(Data about app and page elements)
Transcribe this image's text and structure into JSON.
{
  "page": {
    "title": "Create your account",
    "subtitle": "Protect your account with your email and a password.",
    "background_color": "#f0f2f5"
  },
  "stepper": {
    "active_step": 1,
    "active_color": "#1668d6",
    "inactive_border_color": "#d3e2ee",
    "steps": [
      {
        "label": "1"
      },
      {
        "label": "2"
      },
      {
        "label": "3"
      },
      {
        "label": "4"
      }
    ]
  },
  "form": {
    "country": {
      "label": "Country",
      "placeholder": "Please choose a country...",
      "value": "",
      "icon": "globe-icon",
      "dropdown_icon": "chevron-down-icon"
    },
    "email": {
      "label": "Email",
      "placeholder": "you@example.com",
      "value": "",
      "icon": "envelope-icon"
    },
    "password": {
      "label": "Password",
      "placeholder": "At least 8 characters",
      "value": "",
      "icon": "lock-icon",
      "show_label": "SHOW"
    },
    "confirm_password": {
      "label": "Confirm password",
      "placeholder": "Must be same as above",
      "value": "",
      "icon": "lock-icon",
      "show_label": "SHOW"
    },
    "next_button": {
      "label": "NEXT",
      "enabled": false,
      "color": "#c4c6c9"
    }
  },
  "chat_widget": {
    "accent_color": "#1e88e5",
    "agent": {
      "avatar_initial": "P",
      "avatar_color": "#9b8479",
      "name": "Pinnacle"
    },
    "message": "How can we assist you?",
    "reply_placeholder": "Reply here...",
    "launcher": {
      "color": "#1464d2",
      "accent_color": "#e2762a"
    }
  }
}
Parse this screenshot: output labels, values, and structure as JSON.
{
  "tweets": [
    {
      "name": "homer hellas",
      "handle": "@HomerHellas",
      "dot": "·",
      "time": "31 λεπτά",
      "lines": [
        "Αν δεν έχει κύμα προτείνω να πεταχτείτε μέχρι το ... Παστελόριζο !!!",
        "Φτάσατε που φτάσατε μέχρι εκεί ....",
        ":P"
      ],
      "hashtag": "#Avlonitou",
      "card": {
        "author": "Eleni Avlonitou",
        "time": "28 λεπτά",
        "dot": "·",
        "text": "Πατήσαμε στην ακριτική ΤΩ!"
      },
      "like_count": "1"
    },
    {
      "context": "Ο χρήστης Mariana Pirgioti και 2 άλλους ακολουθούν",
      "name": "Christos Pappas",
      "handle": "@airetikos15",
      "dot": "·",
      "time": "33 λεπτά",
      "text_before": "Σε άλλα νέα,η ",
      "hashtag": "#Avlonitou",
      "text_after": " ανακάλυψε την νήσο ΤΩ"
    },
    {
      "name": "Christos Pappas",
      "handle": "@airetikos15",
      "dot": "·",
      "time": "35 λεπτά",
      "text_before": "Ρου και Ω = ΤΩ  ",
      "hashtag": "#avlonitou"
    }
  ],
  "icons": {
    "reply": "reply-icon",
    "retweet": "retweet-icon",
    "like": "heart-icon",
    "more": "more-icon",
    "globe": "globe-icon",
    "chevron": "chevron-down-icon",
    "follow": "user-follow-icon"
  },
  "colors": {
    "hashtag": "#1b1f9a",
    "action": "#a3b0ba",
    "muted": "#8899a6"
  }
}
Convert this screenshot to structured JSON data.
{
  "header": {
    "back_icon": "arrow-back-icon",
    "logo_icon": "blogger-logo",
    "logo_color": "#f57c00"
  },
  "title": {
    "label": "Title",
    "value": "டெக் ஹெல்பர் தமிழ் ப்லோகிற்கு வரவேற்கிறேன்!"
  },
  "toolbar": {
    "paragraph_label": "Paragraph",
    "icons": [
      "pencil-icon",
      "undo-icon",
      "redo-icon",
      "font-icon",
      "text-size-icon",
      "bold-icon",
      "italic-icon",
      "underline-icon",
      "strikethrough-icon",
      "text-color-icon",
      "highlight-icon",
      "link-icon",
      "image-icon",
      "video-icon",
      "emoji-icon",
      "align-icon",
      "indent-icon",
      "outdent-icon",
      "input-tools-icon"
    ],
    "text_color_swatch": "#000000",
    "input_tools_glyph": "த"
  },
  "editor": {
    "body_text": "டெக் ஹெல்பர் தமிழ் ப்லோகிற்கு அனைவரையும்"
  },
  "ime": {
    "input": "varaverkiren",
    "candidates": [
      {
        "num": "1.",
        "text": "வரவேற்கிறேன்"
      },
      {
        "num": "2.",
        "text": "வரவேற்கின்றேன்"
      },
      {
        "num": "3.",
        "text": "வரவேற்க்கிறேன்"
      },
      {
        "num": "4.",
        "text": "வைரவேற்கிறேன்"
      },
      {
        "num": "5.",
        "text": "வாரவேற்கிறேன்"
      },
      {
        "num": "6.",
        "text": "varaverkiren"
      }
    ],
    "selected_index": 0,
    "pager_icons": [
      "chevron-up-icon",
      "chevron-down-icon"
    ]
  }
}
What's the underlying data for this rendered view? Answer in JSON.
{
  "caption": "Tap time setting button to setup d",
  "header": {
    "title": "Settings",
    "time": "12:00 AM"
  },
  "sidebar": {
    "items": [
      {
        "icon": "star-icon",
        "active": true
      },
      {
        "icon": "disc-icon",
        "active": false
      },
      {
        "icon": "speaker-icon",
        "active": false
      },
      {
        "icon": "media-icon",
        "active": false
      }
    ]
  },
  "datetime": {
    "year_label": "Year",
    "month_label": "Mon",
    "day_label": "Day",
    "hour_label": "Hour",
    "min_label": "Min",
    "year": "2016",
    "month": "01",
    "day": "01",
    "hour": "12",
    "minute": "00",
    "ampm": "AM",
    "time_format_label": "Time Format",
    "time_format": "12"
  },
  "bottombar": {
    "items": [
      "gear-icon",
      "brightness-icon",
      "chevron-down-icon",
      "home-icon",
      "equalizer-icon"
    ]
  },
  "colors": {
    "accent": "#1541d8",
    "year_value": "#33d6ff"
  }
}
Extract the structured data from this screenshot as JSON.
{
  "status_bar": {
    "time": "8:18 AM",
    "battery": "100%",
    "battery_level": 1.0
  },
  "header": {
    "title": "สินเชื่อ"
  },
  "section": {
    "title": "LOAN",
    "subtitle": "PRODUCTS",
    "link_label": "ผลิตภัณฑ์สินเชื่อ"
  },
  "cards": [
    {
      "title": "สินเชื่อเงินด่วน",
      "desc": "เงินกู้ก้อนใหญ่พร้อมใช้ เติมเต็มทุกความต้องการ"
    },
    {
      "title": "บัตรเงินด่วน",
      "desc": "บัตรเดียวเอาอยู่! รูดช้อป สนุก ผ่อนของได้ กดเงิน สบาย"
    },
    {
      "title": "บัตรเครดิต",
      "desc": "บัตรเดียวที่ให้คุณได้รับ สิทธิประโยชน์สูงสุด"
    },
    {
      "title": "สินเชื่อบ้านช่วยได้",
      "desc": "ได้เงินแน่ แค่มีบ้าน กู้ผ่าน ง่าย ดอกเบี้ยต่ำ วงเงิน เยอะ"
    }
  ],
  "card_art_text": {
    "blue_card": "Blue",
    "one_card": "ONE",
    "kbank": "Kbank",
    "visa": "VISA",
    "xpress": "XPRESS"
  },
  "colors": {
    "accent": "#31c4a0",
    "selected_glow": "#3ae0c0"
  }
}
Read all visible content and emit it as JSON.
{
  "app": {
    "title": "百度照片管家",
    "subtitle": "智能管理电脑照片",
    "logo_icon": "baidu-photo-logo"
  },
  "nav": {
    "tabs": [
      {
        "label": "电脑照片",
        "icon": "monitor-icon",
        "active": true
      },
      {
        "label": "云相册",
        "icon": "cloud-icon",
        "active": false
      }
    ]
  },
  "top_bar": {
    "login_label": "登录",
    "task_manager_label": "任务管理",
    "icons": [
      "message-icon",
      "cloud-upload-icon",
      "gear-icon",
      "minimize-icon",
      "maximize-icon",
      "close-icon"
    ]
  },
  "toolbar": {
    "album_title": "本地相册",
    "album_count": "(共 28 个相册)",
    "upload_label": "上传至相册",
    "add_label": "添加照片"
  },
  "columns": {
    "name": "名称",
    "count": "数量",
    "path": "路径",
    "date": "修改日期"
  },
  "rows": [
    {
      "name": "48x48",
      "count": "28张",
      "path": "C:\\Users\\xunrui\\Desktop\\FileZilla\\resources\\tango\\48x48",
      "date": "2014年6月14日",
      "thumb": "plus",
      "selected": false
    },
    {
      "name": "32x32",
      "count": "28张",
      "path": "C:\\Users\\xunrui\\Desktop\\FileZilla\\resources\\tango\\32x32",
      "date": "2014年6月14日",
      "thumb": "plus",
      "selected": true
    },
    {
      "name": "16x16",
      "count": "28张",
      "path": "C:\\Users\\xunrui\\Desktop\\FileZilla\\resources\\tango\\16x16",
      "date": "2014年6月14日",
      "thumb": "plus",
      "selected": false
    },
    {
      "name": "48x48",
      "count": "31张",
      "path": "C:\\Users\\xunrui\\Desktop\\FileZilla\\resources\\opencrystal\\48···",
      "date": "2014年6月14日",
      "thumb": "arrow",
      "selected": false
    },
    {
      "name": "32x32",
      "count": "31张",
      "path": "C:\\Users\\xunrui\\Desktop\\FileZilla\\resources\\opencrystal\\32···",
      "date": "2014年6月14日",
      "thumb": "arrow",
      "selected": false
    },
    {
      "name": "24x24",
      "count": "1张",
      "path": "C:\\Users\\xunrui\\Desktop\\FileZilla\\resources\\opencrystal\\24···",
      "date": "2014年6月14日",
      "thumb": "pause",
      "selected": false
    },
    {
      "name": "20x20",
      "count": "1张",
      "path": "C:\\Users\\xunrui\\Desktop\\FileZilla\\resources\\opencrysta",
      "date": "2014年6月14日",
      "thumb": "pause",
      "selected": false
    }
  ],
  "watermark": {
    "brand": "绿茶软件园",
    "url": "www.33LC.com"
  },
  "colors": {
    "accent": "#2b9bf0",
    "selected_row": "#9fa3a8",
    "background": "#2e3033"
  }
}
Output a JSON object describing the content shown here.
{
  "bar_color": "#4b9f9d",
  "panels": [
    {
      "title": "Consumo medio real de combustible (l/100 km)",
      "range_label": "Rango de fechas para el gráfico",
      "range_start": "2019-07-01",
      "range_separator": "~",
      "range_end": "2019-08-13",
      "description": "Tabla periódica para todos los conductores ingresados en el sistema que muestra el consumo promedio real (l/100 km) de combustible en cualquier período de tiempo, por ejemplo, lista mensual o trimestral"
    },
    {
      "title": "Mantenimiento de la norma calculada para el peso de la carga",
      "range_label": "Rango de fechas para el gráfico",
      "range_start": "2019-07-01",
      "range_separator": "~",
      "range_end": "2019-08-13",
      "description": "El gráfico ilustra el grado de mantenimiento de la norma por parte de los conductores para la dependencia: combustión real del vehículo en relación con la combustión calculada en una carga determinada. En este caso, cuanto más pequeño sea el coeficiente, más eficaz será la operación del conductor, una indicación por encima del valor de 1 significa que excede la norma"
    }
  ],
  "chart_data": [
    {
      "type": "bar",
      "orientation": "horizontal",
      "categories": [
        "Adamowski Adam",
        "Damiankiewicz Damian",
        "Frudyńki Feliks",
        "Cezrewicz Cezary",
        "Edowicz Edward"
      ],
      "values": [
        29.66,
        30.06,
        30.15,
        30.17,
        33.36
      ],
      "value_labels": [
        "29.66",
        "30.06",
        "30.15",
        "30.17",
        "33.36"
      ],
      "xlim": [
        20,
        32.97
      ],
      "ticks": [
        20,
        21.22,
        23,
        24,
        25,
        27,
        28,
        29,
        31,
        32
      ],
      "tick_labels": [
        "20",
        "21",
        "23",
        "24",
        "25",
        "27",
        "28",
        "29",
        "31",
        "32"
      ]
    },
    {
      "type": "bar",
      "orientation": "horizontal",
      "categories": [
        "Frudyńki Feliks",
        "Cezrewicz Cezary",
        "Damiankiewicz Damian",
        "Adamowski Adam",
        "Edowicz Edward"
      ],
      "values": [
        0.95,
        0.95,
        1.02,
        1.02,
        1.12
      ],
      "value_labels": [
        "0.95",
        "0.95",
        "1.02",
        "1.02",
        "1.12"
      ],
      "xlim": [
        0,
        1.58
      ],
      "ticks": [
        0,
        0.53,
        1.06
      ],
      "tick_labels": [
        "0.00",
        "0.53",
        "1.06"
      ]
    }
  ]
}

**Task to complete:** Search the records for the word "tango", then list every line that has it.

**Result:**
      "path": "C:\\Users\\xunrui\\Desktop\\FileZilla\\resources\\tango\\48x48",
      "path": "C:\\Users\\xunrui\\Desktop\\FileZilla\\resources\\tango\\32x32",
      "path": "C:\\Users\\xunrui\\Desktop\\FileZilla\\resources\\tango\\16x16",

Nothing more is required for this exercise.